We’ve all heard the truism that, when you buy a new car it depreciates significantly the moment you drive it off the lot. Nobody quite understands why (I’m sure auto and insurance savants can weigh in here), but it’s not a truism. It’s a fact.
And if you add fancy aftermarket wheels, engine modifications, bodywork enhancements and the like to your car, you wreak even more havoc on resale value – unless you can find a buyer who wants exactly what you’ve produced with your shade-tree handiwork.
But what about with your Rolex watch? Does the resale value drop the instant you walk out your jeweler’s door with your beautiful new timepiece on your wrist and its box & papers, plus receipt safely tucked in the branded shopping bag you’re carrying?
Sadly, I’m here to tell you, yes. Although, in my opinion (I don’t have exact statistics), the devaluation isn’t nearly so bad as it is with that new Porsche you drove off the lot last month.
But what if you add a new diamond bezel that isn’t Rolex’s own? Or a strap? Or a diamond dial from an aftermarket supplier – even one who produces work of exceptional quality?
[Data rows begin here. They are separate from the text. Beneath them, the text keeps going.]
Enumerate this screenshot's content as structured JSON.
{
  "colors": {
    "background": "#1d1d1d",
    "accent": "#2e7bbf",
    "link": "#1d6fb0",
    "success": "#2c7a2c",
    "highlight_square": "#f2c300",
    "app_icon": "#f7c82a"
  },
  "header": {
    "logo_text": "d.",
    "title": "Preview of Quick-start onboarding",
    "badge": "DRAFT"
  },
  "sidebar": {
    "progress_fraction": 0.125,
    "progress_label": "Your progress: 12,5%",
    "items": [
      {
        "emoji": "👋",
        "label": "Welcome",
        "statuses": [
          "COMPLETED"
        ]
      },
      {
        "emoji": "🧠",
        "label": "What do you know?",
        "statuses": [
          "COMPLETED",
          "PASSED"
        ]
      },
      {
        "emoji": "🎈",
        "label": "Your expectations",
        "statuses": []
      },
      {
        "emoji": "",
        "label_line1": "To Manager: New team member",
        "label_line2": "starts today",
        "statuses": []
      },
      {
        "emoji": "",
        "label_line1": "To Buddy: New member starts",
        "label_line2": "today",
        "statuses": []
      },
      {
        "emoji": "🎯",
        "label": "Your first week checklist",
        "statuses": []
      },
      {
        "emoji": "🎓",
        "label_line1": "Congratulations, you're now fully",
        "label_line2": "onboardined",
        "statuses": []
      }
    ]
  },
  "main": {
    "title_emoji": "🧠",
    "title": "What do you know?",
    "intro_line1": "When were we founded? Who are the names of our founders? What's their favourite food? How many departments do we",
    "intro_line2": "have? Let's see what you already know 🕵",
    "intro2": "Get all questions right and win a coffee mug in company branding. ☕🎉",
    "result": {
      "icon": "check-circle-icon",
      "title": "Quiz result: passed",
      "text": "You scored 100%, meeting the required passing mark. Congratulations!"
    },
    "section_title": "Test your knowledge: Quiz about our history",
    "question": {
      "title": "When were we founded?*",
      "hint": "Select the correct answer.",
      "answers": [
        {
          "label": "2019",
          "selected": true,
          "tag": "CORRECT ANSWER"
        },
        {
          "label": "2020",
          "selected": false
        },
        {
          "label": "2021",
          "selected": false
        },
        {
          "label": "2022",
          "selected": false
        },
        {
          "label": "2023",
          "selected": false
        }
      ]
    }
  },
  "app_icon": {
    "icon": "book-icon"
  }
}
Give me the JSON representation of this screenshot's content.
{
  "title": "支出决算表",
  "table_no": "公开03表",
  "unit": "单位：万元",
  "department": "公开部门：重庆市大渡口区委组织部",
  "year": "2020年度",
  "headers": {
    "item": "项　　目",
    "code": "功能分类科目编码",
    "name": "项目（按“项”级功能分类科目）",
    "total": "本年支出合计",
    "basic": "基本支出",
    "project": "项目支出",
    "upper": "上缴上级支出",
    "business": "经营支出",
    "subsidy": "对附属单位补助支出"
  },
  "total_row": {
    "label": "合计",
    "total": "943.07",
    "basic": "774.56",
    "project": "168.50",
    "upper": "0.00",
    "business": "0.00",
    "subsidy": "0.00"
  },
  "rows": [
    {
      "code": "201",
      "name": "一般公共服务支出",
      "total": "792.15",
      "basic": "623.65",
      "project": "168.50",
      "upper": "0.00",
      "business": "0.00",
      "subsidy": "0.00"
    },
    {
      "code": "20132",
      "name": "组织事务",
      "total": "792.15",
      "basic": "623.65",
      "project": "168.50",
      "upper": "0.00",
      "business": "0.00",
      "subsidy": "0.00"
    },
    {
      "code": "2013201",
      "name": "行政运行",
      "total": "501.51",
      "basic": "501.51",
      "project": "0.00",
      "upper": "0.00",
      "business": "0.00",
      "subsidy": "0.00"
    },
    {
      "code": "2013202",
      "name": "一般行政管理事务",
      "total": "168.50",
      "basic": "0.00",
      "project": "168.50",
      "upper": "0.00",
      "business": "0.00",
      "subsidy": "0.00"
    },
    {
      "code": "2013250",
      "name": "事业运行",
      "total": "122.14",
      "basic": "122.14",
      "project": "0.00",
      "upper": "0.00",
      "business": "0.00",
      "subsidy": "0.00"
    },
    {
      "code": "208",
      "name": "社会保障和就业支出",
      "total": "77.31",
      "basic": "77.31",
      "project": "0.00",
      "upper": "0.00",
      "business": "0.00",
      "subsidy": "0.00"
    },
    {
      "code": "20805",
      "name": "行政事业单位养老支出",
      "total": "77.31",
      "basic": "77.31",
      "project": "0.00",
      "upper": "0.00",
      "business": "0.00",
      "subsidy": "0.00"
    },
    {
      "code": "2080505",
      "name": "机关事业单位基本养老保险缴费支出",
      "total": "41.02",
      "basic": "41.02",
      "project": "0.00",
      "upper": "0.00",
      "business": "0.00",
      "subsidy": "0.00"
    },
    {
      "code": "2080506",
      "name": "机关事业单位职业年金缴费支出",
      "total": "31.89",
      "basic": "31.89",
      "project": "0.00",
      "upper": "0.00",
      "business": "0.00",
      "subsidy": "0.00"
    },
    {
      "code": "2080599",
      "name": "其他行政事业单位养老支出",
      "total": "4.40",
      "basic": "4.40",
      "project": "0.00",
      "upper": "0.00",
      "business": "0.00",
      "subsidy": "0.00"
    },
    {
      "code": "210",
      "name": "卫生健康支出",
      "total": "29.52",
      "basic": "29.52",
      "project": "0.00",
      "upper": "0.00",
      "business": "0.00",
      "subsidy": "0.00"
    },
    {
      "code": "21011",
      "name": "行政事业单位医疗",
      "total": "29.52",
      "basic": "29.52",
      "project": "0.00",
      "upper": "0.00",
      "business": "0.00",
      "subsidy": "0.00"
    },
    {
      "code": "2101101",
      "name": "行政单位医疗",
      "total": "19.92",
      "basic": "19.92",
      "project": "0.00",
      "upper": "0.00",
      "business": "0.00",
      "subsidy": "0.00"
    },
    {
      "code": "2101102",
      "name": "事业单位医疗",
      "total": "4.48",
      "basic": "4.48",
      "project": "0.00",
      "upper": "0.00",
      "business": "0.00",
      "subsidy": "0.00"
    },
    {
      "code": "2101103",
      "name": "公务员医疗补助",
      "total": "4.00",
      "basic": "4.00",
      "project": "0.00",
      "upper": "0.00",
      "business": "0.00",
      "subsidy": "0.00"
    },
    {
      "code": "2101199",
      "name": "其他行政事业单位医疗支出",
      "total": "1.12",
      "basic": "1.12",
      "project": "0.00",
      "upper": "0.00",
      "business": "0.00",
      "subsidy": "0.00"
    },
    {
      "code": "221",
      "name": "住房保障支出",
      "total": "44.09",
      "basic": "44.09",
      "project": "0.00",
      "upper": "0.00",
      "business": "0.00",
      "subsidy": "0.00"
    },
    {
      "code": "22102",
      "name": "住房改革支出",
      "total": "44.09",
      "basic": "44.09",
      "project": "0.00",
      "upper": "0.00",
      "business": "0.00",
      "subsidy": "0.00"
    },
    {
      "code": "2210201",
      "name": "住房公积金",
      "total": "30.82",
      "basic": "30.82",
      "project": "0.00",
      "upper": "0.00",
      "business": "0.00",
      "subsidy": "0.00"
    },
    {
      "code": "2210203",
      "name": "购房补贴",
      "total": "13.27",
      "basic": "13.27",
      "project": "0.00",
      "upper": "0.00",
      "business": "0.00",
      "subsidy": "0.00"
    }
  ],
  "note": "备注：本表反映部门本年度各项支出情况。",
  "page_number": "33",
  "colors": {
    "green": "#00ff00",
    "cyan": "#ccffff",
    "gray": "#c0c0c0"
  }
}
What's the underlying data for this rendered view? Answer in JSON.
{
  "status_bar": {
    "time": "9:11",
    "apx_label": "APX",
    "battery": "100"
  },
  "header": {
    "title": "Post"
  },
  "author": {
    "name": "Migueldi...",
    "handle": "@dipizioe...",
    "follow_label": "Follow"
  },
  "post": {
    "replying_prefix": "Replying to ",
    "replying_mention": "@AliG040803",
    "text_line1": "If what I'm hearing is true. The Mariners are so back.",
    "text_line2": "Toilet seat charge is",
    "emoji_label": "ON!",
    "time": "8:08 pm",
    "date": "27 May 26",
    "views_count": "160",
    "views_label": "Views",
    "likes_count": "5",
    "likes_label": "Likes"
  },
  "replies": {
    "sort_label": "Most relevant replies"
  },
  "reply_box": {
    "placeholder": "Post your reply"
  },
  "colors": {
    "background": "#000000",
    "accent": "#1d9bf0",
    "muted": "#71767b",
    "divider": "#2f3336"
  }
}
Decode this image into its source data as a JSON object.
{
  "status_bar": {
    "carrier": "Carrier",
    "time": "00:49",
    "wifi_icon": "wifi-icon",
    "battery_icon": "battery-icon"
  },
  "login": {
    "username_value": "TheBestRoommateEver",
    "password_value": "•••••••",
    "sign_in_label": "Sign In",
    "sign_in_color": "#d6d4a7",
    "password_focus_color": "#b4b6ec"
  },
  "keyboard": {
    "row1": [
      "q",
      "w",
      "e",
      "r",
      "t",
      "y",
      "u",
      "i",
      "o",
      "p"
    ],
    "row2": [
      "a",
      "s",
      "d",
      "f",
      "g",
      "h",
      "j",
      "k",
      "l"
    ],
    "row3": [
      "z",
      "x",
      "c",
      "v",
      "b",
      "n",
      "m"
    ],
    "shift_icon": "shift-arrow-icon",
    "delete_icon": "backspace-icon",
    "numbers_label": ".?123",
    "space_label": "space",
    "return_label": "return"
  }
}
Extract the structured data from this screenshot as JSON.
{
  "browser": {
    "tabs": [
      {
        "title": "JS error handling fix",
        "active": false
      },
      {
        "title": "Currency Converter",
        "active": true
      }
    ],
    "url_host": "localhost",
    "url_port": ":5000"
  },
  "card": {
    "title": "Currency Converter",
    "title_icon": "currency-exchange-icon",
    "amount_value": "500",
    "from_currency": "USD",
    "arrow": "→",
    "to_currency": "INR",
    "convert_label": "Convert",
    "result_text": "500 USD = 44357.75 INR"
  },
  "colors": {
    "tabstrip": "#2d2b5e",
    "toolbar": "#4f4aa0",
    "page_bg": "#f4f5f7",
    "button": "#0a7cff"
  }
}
That beautiful bezel, dial, or strap isn’t going to increase the value of your watch by what you paid for the bezel, dial, or strap. Aftermarket sales just doesn’t work that way.
So if you’re going to use aftermarket parts to modify your Rolex, do it for the look you love. Do it because all your friends are doing it. Do it to increase the utility of the watch.
But don’t do it to increase the value. It ain’t happenin’…